(Dataset items)
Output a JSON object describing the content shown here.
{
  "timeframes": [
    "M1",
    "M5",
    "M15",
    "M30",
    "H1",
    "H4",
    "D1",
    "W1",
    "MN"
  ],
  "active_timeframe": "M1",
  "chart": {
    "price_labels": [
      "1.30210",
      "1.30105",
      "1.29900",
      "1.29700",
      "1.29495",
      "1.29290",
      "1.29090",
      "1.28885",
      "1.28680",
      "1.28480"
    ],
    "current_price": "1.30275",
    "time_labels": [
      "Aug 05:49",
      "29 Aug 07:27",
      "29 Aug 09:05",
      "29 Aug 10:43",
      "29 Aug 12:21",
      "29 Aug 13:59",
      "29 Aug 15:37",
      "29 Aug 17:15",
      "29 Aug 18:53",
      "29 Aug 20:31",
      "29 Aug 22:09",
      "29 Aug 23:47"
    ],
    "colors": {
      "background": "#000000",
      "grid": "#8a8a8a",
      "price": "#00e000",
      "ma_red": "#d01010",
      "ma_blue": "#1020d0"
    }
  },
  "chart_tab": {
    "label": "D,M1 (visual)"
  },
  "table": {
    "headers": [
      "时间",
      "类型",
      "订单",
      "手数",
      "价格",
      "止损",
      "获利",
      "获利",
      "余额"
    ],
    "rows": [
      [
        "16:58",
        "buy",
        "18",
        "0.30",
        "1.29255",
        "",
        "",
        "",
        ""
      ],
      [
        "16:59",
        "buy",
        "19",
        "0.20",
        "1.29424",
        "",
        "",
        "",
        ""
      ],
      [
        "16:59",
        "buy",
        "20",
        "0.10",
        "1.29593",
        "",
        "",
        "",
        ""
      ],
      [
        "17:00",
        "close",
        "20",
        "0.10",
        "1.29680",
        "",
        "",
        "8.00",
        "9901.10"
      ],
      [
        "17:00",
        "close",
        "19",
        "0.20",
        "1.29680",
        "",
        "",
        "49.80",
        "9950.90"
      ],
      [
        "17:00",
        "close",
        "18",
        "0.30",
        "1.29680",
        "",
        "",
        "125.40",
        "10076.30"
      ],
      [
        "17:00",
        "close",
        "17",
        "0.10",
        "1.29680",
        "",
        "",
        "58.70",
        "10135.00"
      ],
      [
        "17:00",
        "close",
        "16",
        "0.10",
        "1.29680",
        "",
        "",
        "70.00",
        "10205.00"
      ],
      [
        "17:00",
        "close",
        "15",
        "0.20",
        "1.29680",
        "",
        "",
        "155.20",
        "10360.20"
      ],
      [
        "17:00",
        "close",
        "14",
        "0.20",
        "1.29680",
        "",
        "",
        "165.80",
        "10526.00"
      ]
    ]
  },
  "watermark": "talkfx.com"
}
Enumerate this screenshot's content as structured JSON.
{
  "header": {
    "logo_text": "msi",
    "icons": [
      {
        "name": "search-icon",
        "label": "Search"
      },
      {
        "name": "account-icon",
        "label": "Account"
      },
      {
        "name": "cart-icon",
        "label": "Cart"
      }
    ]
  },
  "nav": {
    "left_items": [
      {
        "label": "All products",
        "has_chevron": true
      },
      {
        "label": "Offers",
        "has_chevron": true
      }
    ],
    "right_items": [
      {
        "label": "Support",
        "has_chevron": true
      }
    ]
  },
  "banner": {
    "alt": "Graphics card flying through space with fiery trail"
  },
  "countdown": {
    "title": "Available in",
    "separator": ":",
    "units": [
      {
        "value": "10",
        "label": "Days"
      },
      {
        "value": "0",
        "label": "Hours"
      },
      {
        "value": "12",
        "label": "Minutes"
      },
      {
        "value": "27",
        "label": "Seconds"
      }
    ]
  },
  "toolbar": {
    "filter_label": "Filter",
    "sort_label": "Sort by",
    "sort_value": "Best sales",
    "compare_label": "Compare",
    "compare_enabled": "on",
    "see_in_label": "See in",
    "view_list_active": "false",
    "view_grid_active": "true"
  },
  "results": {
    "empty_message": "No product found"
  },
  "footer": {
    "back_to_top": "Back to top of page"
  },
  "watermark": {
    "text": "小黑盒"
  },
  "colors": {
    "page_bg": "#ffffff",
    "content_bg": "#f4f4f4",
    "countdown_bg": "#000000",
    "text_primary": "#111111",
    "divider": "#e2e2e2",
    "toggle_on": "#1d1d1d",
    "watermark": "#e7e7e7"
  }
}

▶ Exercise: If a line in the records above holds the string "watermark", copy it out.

▶ Expected output:
  "watermark": "talkfx.com"
  "watermark": {
    "watermark": "#e7e7e7"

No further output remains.